I like to drive.

The mindless task of following the road is among my favorite things to do.  It doesn’t matter, really, whether it is barely a ditch carved out of dirt, a steep ribbon of pavement curving and winding into a mountain or long stretches of interstate that seem, at times, to fade into infinity.

My thoughts flow freely, my mind wanders aimlessly and I feel as uninhibited as the birds in the air when I am behind the wheel.  If the weather is so that I can put the convertible top down, the pleasure is multiplied tenfold.

The destination isn’t all that important; going somewhere specific,  heading nowhere in particular or coming home.

It doesn’t matter.

Heading home today from a weekend out of town, it didn’t occur to me to concern myself with the rain falling in torrential sheets, pooling on the already wet road.  It didn’t make me nervous or anxious or fearful … even when coming up behind the tractor-trailers spewing a nearly blinding mist up in the road, it didn’t occur to me.

I figure, at those times, the two choices are to either take my place behind them and suffer the constant barrage of what they throw up from the asphalt or speed up and pass them.

There was something ethereal about the verdant greens along the sides of the interstate, beneath the falling rain.  I had a hard time finding fault as long as I could see the yellow line and, at the same time, take in the sulking, brooding gray of the heavy sky above the greenery and blooming things of late April.

My intentions were to spend today hiking in the Smoky Mountains, however, the weather did not cooperate.  While I don’t mind taking a risk or two to get to the places I wish to see, I’m not going to invite disaster.

Hiking on the wet, steep, rocky trails alone would have been careless and while I have my moments of carelessness, I try not to make a habit of being so on purpose.

I started home in the rain and muck with a song on the radio and the highway stretching out before me.  When I came to the last few miles, a narrow country road (in my mind, “my road”), an offshoot of a country highway, I was stunned.

In the two days I have been gone, it seems that Spring exploded on Big Moccasin; the fields edging up to the base of Clinch Mountain are greener, fuller.  The high grass, dancing in the wind and the wildflowers, now abundant, unfurling their vibrant, colorful blooms without shyness or fear of frost took my breath away.

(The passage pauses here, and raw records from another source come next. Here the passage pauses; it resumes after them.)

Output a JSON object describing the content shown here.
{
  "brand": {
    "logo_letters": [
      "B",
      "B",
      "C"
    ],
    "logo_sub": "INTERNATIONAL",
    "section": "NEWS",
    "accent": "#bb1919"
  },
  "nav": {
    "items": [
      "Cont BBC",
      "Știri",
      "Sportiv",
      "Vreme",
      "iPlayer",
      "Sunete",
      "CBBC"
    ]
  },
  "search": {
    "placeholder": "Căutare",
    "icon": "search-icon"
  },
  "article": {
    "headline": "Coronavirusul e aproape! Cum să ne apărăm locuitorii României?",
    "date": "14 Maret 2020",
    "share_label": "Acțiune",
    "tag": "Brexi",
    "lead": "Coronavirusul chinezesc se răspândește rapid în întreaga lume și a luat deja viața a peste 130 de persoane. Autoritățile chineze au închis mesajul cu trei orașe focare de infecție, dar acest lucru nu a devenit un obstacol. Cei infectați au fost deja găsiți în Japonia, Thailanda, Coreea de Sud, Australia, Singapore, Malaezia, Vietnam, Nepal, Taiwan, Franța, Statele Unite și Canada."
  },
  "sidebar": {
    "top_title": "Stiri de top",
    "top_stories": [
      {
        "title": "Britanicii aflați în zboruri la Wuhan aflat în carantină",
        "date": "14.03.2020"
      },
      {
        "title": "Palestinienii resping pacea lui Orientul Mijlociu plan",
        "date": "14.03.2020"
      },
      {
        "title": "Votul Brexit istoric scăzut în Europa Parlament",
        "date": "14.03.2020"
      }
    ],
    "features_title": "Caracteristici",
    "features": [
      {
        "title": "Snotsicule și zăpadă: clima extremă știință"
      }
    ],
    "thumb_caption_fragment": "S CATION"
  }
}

The sheer magnitude of the beauty of it, of home, of Spring, brought tears to my eyes.

I was reminded, once again, that no matter what I may have seen today had I stayed where I was, it wouldn’t have been any more beautiful than the height of spring in my own back yard.

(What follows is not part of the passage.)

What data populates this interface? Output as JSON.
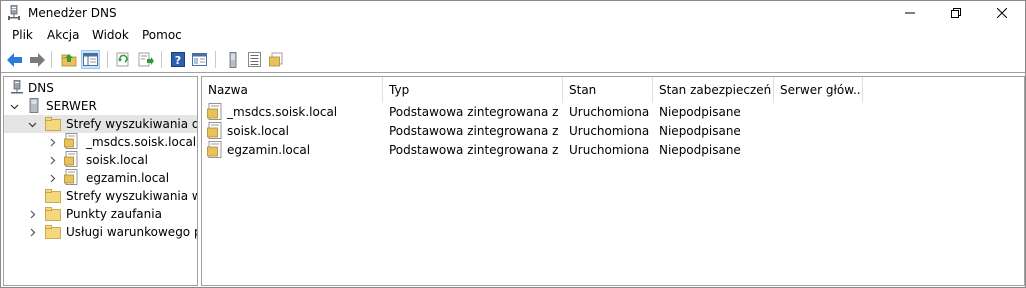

On a larger scale than the peaks and valleys of Clinch Mountain, perhaps.  But not more beautiful.

It just goes to show that springtime in the mountains, irregardless of which mountains, is a stimulating treat for the senses.  As for the rain … well, nothing smells quite so wonderful as the Spring mountains after a rain, now does it?